“The implementation of this job is underway with several sites commissioned and being executed by the private sector and support from the government,” Osinbajo said.
He noted that the Federal Government was eager to follow to a logical conclusion its national energy system and policy via
renewables, to ensure a cleaner source of energy for Nigerians.
“Over the next decade, every aspect of the national energy system is expected to be affected by the climate and energy policy.
“However, the transition needs to speed up significantly its scope to achieve SDG 7 in line with the goals of the Paris agreement on climate change but while at the same time achieve the 2030 agenda for sustainable development.
“Nigeria has developed its energy transition plan which has three core objectives of achieving universal access to energy by 2030, zero emissions by 2050, and industrialization to alleviate poverty and drive economic growth.
“While this plan has given us a roadmap with which we can accelerate our transition, it has also highlighted the skill of effort required.
“Transformation of the energy sector offers ample opportunity for sustainable economic development, social inclusion, energy security, improved health, job creation, and other societal benefits if achieved in just manner.
“Renewables will also create new jobs and spur new industries and can contribute to sustainable urban development,” Osinbajo said.
He said, to achieve all these, policies supporting enabling deployment and integration of renewable energy and energy efficiency must go hand in hand with a broader set of policies.
Osinbajo said these policies must ensure that industrial and other economic capabilities were aligned with the COVID-19 recovery and other environmental objectives.
Chairman of Seplat Energy, Mr. Ambrosie Orjiakor, noted that the company had started increasing production for LPG to replace dirty sources of energy for a cleaner environment.
“Our real message for energy transition is the fact that there is a shift from the energy mix that the world requires; that the environment of Nigeria and Africa require.
“So, it means that as the entire globe is speaking to the action plan on climate, there is a consensus of opinion that disasters are as a result of human activities on the planet.

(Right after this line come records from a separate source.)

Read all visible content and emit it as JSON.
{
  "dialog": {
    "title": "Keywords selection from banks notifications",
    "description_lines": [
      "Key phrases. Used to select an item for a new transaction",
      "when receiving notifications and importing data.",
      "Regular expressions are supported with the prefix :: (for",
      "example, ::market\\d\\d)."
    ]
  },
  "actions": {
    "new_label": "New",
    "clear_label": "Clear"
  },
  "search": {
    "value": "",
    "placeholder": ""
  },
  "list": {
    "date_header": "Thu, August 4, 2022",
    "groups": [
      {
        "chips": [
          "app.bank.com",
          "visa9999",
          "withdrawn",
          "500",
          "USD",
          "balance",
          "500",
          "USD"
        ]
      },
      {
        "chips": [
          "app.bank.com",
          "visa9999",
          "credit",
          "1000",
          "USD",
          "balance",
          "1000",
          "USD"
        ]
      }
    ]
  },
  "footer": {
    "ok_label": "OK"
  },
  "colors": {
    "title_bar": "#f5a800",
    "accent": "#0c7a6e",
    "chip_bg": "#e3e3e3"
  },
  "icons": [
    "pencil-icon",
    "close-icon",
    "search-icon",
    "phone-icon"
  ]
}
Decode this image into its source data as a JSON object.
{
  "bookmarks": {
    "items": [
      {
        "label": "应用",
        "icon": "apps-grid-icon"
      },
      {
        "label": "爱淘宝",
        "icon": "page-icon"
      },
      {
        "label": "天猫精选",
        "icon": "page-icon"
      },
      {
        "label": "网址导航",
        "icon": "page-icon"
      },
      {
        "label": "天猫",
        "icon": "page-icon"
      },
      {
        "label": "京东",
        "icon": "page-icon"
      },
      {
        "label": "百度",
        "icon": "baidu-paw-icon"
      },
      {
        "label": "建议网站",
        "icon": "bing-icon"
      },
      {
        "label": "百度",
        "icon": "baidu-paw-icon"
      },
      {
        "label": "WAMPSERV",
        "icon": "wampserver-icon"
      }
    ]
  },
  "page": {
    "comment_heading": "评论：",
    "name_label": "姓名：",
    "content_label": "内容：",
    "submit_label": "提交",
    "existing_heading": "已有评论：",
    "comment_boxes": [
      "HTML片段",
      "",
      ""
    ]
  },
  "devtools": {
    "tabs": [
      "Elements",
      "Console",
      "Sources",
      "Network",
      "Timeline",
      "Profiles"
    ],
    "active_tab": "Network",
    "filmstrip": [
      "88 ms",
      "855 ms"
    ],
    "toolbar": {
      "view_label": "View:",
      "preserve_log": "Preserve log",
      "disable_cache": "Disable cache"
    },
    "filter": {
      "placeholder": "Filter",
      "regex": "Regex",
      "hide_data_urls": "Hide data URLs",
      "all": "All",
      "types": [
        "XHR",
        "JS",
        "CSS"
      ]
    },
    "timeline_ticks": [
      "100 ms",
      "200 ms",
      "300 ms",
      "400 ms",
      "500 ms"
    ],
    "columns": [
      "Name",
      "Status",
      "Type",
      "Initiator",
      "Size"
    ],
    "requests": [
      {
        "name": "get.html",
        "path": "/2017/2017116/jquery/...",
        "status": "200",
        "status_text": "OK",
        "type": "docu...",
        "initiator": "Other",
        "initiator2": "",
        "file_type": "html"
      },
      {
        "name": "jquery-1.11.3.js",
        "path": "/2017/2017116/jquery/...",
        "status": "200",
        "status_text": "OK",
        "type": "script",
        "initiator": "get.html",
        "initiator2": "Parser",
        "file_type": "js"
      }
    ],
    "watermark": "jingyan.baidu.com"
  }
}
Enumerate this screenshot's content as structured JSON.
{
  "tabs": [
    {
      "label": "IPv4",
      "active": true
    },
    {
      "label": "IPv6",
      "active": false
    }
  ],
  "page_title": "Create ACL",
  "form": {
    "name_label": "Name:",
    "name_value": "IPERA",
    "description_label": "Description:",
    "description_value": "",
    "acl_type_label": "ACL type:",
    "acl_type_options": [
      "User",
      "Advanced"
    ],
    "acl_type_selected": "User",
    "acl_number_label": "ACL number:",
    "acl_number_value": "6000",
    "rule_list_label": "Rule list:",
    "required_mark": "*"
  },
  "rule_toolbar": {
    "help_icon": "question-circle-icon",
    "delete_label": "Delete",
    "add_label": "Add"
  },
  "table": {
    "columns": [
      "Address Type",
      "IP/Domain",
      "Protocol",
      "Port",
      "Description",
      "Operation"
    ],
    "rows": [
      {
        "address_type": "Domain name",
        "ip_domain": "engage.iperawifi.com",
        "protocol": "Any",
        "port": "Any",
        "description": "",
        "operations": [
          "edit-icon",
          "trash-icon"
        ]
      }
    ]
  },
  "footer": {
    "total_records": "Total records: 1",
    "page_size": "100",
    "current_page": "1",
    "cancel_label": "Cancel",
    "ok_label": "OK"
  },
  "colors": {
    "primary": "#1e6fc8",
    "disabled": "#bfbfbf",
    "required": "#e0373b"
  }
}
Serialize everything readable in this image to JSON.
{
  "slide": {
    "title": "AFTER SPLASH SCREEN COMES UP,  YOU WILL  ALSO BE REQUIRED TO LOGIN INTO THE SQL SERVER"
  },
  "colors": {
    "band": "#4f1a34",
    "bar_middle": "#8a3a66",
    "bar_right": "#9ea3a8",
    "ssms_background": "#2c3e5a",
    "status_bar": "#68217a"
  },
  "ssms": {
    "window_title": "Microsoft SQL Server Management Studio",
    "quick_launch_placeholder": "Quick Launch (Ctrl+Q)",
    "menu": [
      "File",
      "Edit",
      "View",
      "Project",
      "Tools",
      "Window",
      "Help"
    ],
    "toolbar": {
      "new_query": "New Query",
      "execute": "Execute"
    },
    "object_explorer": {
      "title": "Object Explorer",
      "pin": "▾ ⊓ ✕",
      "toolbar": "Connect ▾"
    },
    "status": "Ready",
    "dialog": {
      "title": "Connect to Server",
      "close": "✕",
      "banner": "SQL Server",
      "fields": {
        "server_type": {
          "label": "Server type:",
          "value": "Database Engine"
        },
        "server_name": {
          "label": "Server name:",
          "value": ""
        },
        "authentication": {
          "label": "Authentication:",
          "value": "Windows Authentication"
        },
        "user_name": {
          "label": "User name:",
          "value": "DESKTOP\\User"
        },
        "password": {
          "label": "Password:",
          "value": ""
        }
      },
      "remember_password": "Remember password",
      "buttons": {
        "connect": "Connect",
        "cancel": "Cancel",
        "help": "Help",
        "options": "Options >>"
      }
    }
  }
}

“But it has been identified that carbon dioxide emissions are related gases, particularly the greenhouse gasses are responsible for the depletion of the ozone layer and causing excessive global warming.
“Addressing this problem is why you hear zero-emission, carbon neutrality, and zero fossil fuel.
“At Seplat, our purpose is to deliver renewable energy solutions to society; that is why we exist. Our vision is the transformation of life through energy,” Orjiakor said.
The Group Managing Director, the Nigeria National Petroleum Corporation, Malam Mele Kyari, said the corporation would continue
to take advantage of the time to transform the country’s energy sector.
“We are taking advantage of the time as it has been said that even in 50 years' time, we will still have up to 100 million barrels, as we are not out of the oil age.
“We should look for a transition that would work for everybody in this part of the world; we are not giving up on gas utilization, especially the LPG,” Kyari said.
Mr. Simbi Wabote, Executive Secretary, NCDMB, said the organization had already keyed into the energy transition instructions and had been acting as catalysts, and also involved in investments that projected gas.
By Samuel Ogunsolu,